A journal following the history, design, construction and operation of Bernard Kempinski's O Scale model railroad depicting the U. S. Military Railroad (USMRR) Aquia-Falmouth line in 1863, and other model railroad projects.
©Bernard Kempinski All text and images, except as noted, on this blog are copyrighted by the author and may not be used without permission.

January 8, 2021

Update on the Locomotive Build

 I have received several questions on the status of the locomotive build.  I decided to take a break from the locomotive project to work on some other things that I have been thinking about for a while.  But here is where I left off on the locomotive.

A few weeks ago I painted and assembled the parts of the locomotive that I had completed. I used some new metallic paints from AK Interactive in Spain. They are very good. They look like metal but are easy to apply.

As I was examining the model, I realized  I needed to make a lot of changes. In particular, I did not like how I did the crosshead guides. I also need to make changes to the firebox and the interior of the boiler.  The frame needed  modifications to the rear saddle and the back deck. On the inside of the stack, I need to add a lip so the screen will sit securely and not fall into the stack. I needed to correct the rivet pattern on the smokebox. I want to name a name plate holder on the side of the boiler. Most importantly, I need to adjust the location of the hole for the subframe. Somehow it ended up too far forward by about 1/8 inch.

All those changes required that I modify my drawing. But, because of the way I drew it using imported dxf's and joined bodies, making changes was very difficult. This is was because I am not that familiar with Fusion and didn't know about the proper way to set up a file so changes would be easier later.  Fusion uses a top down approach, so each new part references existing parts. If you make changes to a part, the changes bubble through the whole drawing. I was getting a lot of errors as Fusion was unable to implement some of the changes I was making mostly because I did not set up the file correctly. 

So I started the a new drawing from scratch using the proper file layout.  A big change in the design is how the cylinders and cross head will attach to the frame. It will be easier to show later than to explain now. 

 I did about 8 hours of screen time on the new drawing.  It was getting tedious,  and the way Fusion works with my mouse, my fingers were getting sore. To pan you have to push down on the mouse wheel and to orbit you push on the mouse wheel and hold shift. The pressure on my finger from pushing on the mouse wheel was making my index finger sore, so I took a break.  It is possible to reconfigure the mouse buttons and that is something I should look into doing. I am using a nice Logitech MX Master 3 mouse, but the mouse wheel is big and take a lot of pressure to push. I have thought about getting a Wacom tablet. My former Wacom tablet, which was about 10 years old,  would not work with the new computer and OS. 
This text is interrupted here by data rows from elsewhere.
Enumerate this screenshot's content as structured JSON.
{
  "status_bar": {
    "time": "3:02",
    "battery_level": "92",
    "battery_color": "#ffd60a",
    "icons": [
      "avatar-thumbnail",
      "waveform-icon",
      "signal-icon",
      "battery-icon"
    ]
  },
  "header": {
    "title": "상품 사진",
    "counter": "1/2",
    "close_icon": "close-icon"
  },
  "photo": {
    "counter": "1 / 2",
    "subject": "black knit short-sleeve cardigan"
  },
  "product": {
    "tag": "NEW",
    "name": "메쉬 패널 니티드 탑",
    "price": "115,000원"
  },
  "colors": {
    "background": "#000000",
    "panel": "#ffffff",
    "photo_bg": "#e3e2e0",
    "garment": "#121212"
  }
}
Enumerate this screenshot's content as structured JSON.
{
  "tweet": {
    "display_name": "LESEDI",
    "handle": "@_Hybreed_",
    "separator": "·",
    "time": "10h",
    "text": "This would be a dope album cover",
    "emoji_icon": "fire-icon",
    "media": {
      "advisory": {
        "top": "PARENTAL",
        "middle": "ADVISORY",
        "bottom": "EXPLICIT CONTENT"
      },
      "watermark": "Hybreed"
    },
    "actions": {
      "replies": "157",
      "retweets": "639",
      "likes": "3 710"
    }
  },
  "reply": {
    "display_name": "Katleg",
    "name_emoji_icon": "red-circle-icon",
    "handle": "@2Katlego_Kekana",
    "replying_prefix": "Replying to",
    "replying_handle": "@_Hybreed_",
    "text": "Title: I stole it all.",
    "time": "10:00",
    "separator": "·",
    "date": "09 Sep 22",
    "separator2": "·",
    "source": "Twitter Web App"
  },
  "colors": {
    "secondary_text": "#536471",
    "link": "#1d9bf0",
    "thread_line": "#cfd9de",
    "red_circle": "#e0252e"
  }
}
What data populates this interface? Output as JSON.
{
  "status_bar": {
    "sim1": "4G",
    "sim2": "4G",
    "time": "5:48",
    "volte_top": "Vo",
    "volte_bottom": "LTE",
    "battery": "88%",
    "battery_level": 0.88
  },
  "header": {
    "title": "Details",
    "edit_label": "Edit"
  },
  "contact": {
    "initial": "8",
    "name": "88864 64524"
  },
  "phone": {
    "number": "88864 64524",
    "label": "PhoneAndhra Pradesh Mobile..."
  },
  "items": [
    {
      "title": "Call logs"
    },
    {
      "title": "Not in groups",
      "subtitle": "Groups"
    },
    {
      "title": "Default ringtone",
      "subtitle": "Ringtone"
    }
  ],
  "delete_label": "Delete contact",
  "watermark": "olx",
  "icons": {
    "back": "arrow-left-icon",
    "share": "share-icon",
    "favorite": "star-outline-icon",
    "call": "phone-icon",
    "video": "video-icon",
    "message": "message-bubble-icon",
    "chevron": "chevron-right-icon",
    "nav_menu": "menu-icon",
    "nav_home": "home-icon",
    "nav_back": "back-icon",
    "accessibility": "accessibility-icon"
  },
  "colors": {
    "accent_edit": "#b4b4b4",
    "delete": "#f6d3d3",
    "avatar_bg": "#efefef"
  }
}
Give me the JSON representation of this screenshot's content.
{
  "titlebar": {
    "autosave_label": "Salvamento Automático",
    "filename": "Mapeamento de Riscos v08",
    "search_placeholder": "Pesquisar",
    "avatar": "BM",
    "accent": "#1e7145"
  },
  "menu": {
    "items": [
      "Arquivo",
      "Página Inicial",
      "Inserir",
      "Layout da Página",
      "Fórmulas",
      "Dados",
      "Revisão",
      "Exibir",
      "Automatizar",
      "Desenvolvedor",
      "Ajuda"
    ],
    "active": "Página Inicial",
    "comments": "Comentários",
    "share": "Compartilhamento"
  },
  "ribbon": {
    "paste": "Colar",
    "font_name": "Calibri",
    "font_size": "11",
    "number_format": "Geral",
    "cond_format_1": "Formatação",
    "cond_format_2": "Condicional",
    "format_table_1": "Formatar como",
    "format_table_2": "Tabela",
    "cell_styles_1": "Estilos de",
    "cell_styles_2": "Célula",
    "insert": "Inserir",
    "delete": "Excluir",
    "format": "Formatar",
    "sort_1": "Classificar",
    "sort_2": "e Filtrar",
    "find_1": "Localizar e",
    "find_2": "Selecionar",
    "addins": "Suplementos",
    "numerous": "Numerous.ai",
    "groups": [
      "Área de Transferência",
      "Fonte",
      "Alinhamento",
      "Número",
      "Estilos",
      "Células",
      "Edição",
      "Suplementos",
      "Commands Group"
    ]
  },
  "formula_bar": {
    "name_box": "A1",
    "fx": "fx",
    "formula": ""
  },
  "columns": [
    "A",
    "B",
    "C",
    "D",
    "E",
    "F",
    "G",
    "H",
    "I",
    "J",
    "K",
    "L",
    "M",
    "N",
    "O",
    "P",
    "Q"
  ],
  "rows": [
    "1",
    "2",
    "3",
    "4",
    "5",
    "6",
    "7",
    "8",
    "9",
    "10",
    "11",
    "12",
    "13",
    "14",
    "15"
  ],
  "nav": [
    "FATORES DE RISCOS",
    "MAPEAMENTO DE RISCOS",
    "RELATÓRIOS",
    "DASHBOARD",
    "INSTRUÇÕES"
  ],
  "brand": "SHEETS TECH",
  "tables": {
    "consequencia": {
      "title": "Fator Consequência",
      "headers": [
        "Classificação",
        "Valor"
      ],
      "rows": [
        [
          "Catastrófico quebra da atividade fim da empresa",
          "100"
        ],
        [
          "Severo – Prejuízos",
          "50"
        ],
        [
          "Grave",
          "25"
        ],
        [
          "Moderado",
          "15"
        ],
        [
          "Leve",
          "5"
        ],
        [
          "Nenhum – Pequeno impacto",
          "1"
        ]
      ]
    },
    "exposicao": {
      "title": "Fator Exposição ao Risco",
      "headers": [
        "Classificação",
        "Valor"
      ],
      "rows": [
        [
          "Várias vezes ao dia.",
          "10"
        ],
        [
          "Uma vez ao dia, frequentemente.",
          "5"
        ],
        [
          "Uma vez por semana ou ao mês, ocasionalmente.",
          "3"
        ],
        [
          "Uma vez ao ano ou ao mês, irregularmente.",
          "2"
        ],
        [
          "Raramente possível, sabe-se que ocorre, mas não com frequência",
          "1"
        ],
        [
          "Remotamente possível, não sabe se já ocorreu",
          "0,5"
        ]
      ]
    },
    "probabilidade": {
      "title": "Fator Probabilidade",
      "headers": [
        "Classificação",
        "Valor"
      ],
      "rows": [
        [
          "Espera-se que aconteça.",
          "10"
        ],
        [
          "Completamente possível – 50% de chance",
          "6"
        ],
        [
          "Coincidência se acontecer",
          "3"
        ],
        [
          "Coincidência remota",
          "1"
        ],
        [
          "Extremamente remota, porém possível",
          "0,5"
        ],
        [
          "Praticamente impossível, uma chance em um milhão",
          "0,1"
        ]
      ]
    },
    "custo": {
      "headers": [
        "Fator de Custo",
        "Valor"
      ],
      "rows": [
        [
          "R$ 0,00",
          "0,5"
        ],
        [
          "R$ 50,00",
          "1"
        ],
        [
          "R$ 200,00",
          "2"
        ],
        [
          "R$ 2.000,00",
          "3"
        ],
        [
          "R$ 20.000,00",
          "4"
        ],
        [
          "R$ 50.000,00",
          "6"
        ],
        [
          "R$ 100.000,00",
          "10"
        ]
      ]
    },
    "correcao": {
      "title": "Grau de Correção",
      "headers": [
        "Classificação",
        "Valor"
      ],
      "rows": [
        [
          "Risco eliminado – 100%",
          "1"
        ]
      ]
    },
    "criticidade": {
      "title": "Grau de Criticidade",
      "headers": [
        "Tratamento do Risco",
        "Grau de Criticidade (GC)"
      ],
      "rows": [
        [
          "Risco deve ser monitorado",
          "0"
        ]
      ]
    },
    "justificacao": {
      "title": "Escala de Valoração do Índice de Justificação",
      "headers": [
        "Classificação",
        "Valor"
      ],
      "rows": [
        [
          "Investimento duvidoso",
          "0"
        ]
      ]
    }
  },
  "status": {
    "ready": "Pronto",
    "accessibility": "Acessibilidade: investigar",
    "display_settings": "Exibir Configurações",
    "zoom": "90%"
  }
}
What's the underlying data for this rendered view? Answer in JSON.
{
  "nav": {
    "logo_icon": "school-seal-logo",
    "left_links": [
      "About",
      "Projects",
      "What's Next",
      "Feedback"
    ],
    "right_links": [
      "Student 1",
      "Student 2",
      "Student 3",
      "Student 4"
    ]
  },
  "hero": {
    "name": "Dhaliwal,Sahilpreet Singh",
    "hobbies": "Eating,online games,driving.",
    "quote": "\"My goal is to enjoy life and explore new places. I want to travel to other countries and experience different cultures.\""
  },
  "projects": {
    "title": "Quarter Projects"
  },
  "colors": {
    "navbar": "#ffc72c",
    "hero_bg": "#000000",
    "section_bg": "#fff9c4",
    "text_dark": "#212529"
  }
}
Anyway, here is a screen cap of where I left off on the new drawing. Note the file structure on the upper left. Hopefully this will make changes easier. I still haven't quite figured out how the timeline in Fusion works. I have learned that doing multiple un-do's using control Z doesn't work in Fusion like it does in other programs. Also, all the parts share an origin, which makes things a lot simpler. My previous drawing did not, and parts were referenced from different origins which made alignment tough. I have to chalk this up to learning pains from teaching myself Fusion360. I am sure an experienced user would have no trouble with this. 

I ordered some brass detail parts made by  Precision Scale for the loco from my favorite shop, Mainline Hobbies. They came in and I did some work assembling them. The light bracket, bell and whistle will work just fine on the loco. I'm not sure about the cow catcher yet. It won't be hard to draw and print a proper cowcatcher if the brass one doesn't fit.  Also, note how the brass parts compare to the painted 3-D printed domes. The painted parts look just fine.  I was able to put a nice shine on the brass bell.  I can always make brass domes on my lathe if I find I want them really polished. 


  1. Bernie, have you considered a 3D mouse? I don't use one, but I know people who swear by them. Rene

  2. No, but I will look into it.

  3. You are right, there has to be a better way. Aren’t there any keyboard shortcuts that can make things more efficient?